● Assigned task: Figure out the number of lines in the data that hold the string "value". Reply with that figure only.
--- Data supplied Enclosed Below ---
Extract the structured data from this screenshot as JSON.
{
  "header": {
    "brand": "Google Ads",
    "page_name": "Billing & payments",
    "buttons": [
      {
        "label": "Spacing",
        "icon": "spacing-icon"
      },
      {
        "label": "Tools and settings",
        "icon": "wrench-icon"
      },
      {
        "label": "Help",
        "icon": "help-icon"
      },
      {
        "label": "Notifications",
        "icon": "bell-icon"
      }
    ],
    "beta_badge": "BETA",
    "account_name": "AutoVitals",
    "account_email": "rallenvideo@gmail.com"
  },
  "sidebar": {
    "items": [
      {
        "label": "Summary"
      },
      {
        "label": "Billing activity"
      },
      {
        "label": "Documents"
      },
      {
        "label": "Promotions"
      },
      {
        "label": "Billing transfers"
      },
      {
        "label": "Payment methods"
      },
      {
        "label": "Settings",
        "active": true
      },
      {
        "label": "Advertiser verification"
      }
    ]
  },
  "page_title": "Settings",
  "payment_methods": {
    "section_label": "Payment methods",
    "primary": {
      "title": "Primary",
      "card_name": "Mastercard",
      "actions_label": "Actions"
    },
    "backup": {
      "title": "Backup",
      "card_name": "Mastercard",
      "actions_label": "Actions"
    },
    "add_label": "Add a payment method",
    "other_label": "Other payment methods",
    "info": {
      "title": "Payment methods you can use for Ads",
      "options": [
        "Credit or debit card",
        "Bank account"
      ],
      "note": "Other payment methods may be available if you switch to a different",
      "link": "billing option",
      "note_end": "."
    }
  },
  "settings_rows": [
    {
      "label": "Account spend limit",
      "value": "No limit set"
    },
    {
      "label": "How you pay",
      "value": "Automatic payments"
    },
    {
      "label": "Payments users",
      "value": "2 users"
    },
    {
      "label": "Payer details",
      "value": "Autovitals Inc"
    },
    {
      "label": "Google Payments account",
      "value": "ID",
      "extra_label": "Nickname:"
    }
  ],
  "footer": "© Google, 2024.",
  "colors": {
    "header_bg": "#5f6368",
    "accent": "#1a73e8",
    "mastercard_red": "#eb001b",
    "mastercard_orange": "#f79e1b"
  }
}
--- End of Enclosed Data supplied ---
● Written answer: 5